Items from an interface collection:
= = = =

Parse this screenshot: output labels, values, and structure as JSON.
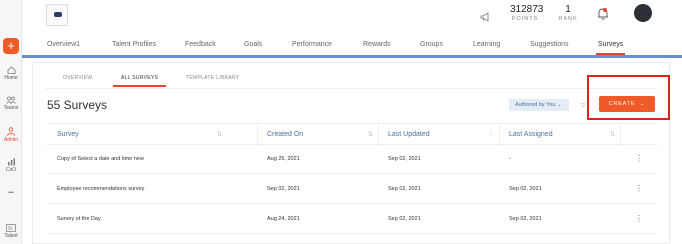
{
  "rail": {
    "add_icon": "plus-icon",
    "items": [
      {
        "label": "Home",
        "icon": "home-icon"
      },
      {
        "label": "Teams",
        "icon": "teams-icon"
      },
      {
        "label": "Admin",
        "icon": "admin-icon",
        "active": true
      },
      {
        "label": "CxO",
        "icon": "cxo-icon"
      },
      {
        "label": "•••",
        "icon": "more-icon"
      },
      {
        "label": "Talent",
        "icon": "talent-icon"
      }
    ]
  },
  "header": {
    "points_value": "312873",
    "points_label": "POINTS",
    "rank_value": "1",
    "rank_label": "RANK"
  },
  "nav": {
    "tabs": [
      "Overview1",
      "Talent Profiles",
      "Feedback",
      "Goals",
      "Performance",
      "Rewards",
      "Groups",
      "Learning",
      "Suggestions",
      "Surveys"
    ],
    "active": "Surveys"
  },
  "subtabs": {
    "items": [
      "OVERVIEW",
      "ALL SURVEYS",
      "TEMPLATE LIBRARY"
    ],
    "active": "ALL SURVEYS"
  },
  "page": {
    "title": "55 Surveys",
    "filter_label": "Authored by You",
    "create_label": "CREATE"
  },
  "table": {
    "columns": [
      "Survey",
      "Created On",
      "Last Updated",
      "Last Assigned"
    ],
    "rows": [
      [
        "Copy of Select a date and time new",
        "Aug 25, 2021",
        "Sep 02, 2021",
        "-"
      ],
      [
        "Employee recommendations survey",
        "Sep 02, 2021",
        "Sep 02, 2021",
        "Sep 02, 2021"
      ],
      [
        "Survey of the Day",
        "Aug 24, 2021",
        "Sep 02, 2021",
        "Sep 02, 2021"
      ]
    ]
  },
  "colors": {
    "accent": "#f05a28",
    "nav_underline": "#6a8fc7",
    "highlight_box": "#e0201b",
    "link_blue": "#4a6fa5"
  }
}
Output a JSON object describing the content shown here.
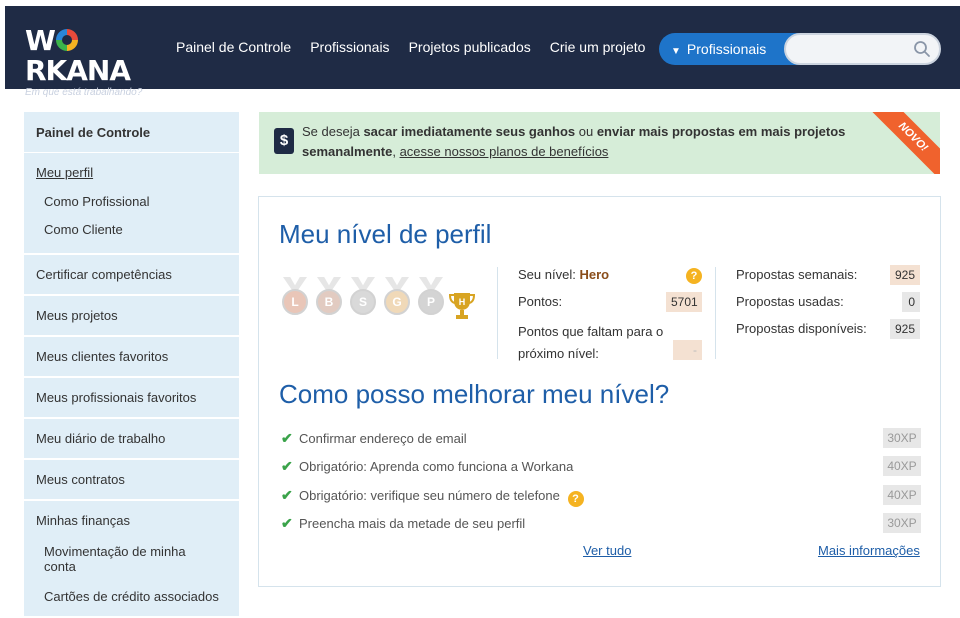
{
  "header": {
    "logo_text_left": "W",
    "logo_text_right": "RKANA",
    "logo_tagline": "Em que está trabalhando?",
    "nav": [
      "Painel de Controle",
      "Profissionais",
      "Projetos publicados",
      "Crie um projeto"
    ],
    "search_type": "Profissionais",
    "search_placeholder": "",
    "colors": {
      "bar": "#1f2b45",
      "search_type": "#1e74c9"
    }
  },
  "sidebar": {
    "title": "Painel de Controle",
    "profile_link": "Meu perfil",
    "profile_sub": [
      "Como Profissional",
      "Como Cliente"
    ],
    "items": [
      "Certificar competências",
      "Meus projetos",
      "Meus clientes favoritos",
      "Meus profissionais favoritos",
      "Meu diário de trabalho",
      "Meus contratos"
    ],
    "finance_title": "Minhas finanças",
    "finance_sub": [
      "Movimentação de minha conta",
      "Cartões de crédito associados"
    ]
  },
  "banner": {
    "icon": "$",
    "text_1": "Se deseja ",
    "bold_1": "sacar imediatamente seus ganhos",
    "text_2": " ou ",
    "bold_2": "enviar mais propostas em mais projetos semanalmente",
    "text_3": ", ",
    "link": "acesse nossos planos de benefícios",
    "ribbon": "NOVO!"
  },
  "level": {
    "title": "Meu nível de perfil",
    "badges": [
      "L",
      "B",
      "S",
      "G",
      "P"
    ],
    "trophy_letter": "H",
    "level_label": "Seu nível:",
    "level_value": "Hero",
    "points_label": "Pontos:",
    "points_value": "5701",
    "remaining_label": "Pontos que faltam para o próximo nível:",
    "remaining_value": "-",
    "weekly_label": "Propostas semanais:",
    "weekly_value": "925",
    "used_label": "Propostas usadas:",
    "used_value": "0",
    "available_label": "Propostas disponíveis:",
    "available_value": "925"
  },
  "improve": {
    "title": "Como posso melhorar meu nível?",
    "tasks": [
      {
        "label": "Confirmar endereço de email",
        "xp": "30XP"
      },
      {
        "label": "Obrigatório: Aprenda como funciona a Workana",
        "xp": "40XP"
      },
      {
        "label": "Obrigatório: verifique seu número de telefone",
        "xp": "40XP"
      },
      {
        "label": "Preencha mais da metade de seu perfil",
        "xp": "30XP"
      }
    ],
    "see_all": "Ver tudo",
    "more_info": "Mais informações"
  }
}
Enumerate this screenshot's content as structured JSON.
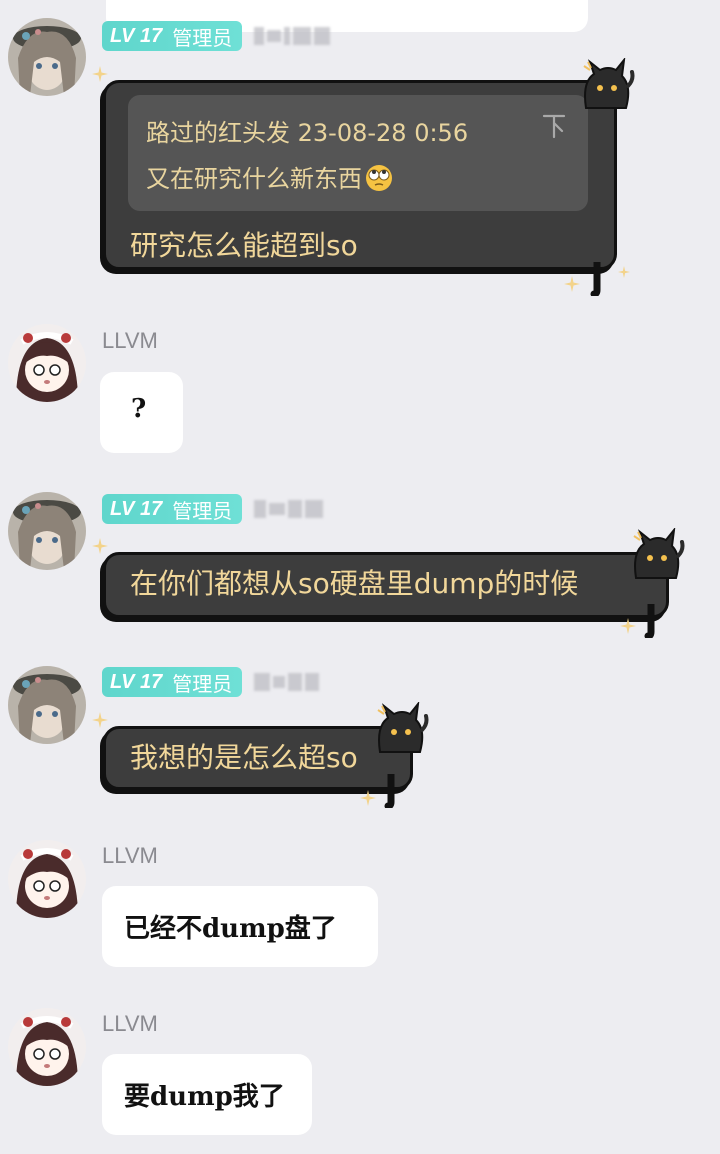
{
  "badge": {
    "level": "LV 17",
    "role": "管理员"
  },
  "messages": {
    "m1": {
      "reply": {
        "author_time": "路过的红头发 23-08-28 0:56",
        "text": "又在研究什么新东西"
      },
      "text": "研究怎么能超到so"
    },
    "m2": {
      "sender": "LLVM",
      "text": "?"
    },
    "m3": {
      "text": "在你们都想从so硬盘里dump的时候"
    },
    "m4": {
      "text": "我想的是怎么超so"
    },
    "m5": {
      "sender": "LLVM",
      "text": "已经不dump盘了"
    },
    "m6": {
      "sender": "LLVM",
      "text": "要dump我了"
    }
  },
  "colors": {
    "background": "#ededf1",
    "badge": "#5fd6cc",
    "dark_bubble": "#3d3d3d",
    "dark_text": "#f1d79a",
    "white_bubble": "#ffffff"
  },
  "icons": {
    "pin": "pin-icon",
    "emoji": "face-with-rolling-eyes-emoji",
    "decoration": "black-cat-icon"
  }
}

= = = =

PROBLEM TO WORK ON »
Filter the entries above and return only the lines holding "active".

THE COMPLETED TASK »
        "active": true
    "active": "Surveys"
    "active": "ALL SURVEYS"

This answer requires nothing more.